For his role as one of the pioneers of bioengineering, Nerem received the College of Engineering’s Benjamin G. Lamme Meritorious Achievement Medal in 2004 and the Lifetime Achievement Award in 2017.
Nerem earned his bachelor’s degree (’59) from the University of Oklahoma and his master’s (’61) and PhD (’64) in aeronautical and astronautical engineering from Ohio State. His academic career began at Ohio State in 1964 when he joined the Department of Aeronautical and Astronautical Engineering. In 1972, he was promoted to full professor and later served as associate dean for research in the graduate school.

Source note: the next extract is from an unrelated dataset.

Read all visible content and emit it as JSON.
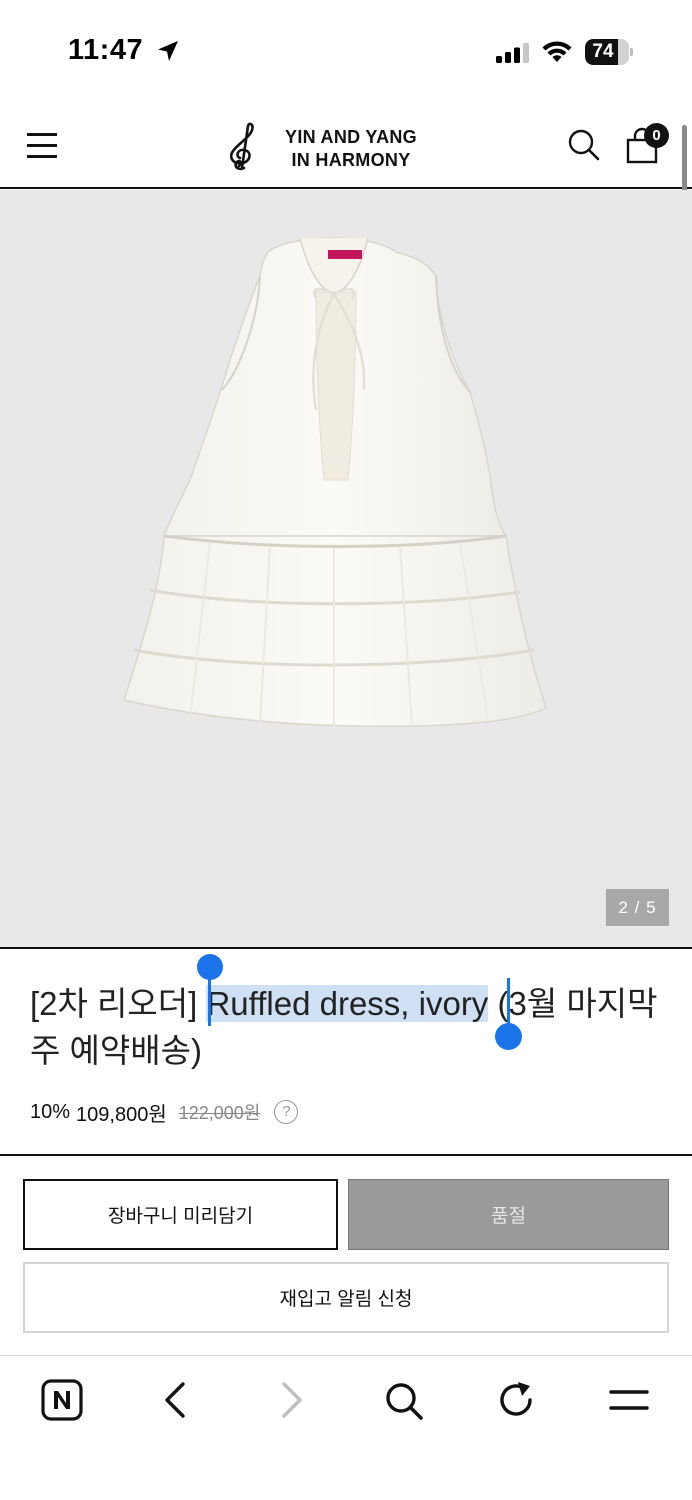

He was a professor and chair at the University of Houston from 1979 to 1986, before he was named Parker H. Petit Distinguished Chair for Engineering in Medicine at Georgia Tech. In 1995, he launched the Petit Institute for Bioengineering and Bioscience and served as its director through 2009.
He spent much of his career exploring critical health-related topics such as blood flow in large arteries, the role of hemodynamics in the onset of atherosclerosis, and more recently, tissue engineering and regenerative medicine. He authored more than 200 publications.

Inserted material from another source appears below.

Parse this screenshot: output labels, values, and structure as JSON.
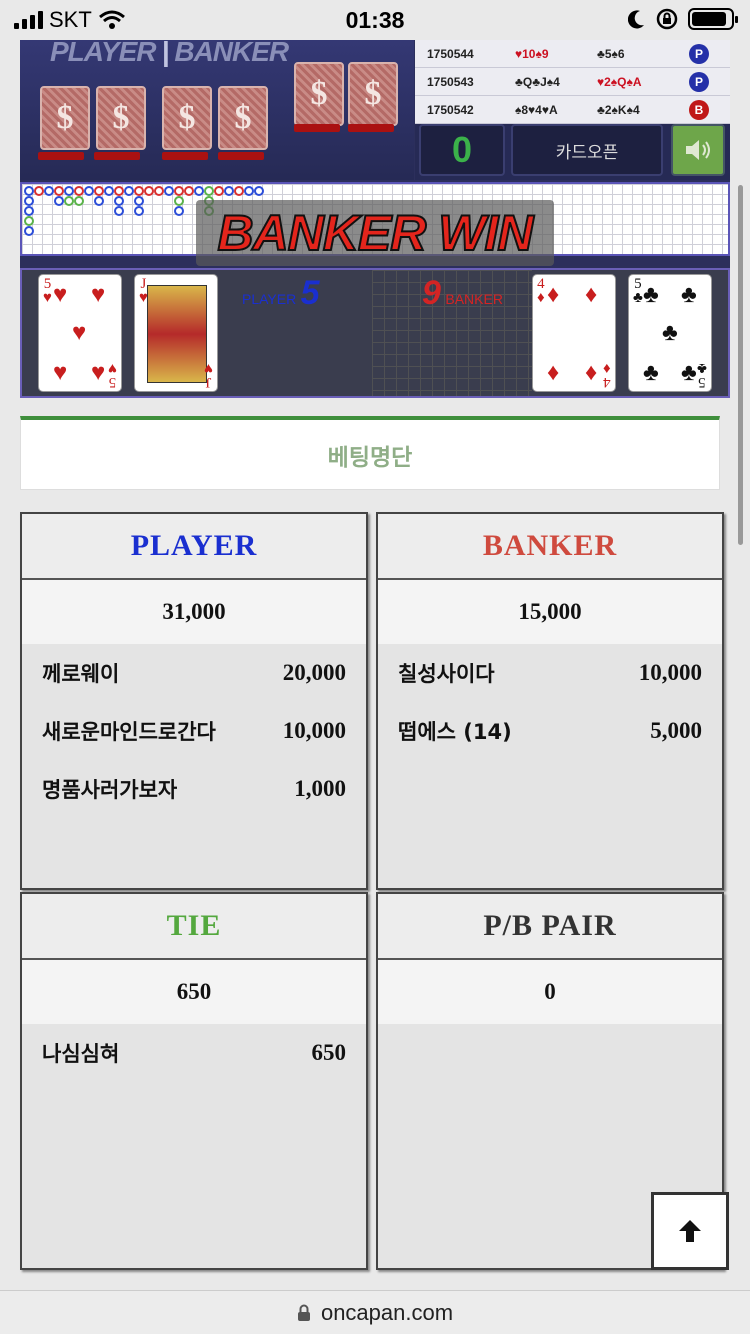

Among a litany of awards and honors, in 1988 Nerem was elected a member of the National Academy of Engineering. In 1992, he was also elected a member of the Institute of Medicine, resulting in a rare combination. He was a Fellow and the founding president of the American Institute of Medical and Biological Engineering. In 2017, the American Society of Mechanical Engineers (ASME) established the Robert M. Nerem Education and Mentorship Medal to recognize individuals who play a role in influencing engineering careers in the growing field of bioengineering.
Nerem was also very interested in the next generation of engineers. To increase the number of underrepresented minorities in STEM fields, he and colleagues at Georgia Tech created Project ENGAGES in partnership with three public high schools in Atlanta.
Bob Nerem, who lived in Stone Mountain, is survived by Marilyn, his wife of more than 40 years; his children, Steven Nerem and Nancy Nerem Black; Marilyn’s children, Christy Maser and Carol Wilcox; and multiple grandchildren. A celebration of his life is being planned for the near future.